One evening in November 2002, Center Director Meg Gaines received a call from the father of 2-year-old Parker. Parker had been diagnosed with a brain tumor, and his parents were faced with some tough decisions. Parker was being treated at a teaching hospital. Parker’s oncologist recommended chemotherapy and stem-cell recovery therapy. Despite the treating physician’s solid recommendations, however, the insurer denied payment for this therapy because it was “experimental” and not the current “standard of care.” Parker’s parents did not know what to do in the face of the insurer’s refusal to pay.
After hearing the father’s panic and confusion about how to proceed, center advocates asked him a critical question: “If the worst happens and Parker dies from this disease, what decision today would allow you to say you did everything you could?” Without hesitating, he said, “I would do the chemo and bone marrow transplant.” Parker’s parents were willing to do whatever was necessary to get him the treatment he needed. They mortgaged their home and borrowed to their maximum. Still, they could not begin to cover Parker’s treatment costs.
A student advocate negotiated with a hospital administrator so the hospital would allow Parker to begin treatment without prepayment.
The insurance company never agreed to pay for Parker’s treatment. However, the Center for Patient Partnerships helped his family arrange coverage through a Medicaid waiver program for children with special health care needs. Years later, Parker is in remission and enjoys an active life.
The Center does not file lawsuits or litigate. Seeking no reimbursement for themselves, however, Parker’s parents retained counsel and filed suit against the insurer, asking that the company reimburse Medicaid for the cost of their son’s treatment.

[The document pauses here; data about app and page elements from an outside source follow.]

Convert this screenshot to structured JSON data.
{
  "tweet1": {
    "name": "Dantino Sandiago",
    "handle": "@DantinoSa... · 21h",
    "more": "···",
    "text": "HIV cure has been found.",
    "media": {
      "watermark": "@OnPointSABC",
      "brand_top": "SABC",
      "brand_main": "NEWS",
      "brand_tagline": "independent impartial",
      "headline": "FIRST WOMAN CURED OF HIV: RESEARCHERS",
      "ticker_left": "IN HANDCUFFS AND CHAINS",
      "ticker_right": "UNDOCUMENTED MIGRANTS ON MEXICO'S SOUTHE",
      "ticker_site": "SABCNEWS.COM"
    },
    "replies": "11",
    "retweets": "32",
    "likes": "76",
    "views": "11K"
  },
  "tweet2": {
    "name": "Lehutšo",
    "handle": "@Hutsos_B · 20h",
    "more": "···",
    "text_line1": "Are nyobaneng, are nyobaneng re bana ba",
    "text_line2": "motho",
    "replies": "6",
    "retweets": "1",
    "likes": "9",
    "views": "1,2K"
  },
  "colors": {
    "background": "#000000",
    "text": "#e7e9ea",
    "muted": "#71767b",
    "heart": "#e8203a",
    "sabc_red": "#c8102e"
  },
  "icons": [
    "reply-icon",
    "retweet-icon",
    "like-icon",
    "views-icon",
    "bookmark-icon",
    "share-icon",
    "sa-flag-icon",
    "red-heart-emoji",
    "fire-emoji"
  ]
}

Parker’s mother explains, “Those funds are for families who don’t have insurance, and we have insurance.”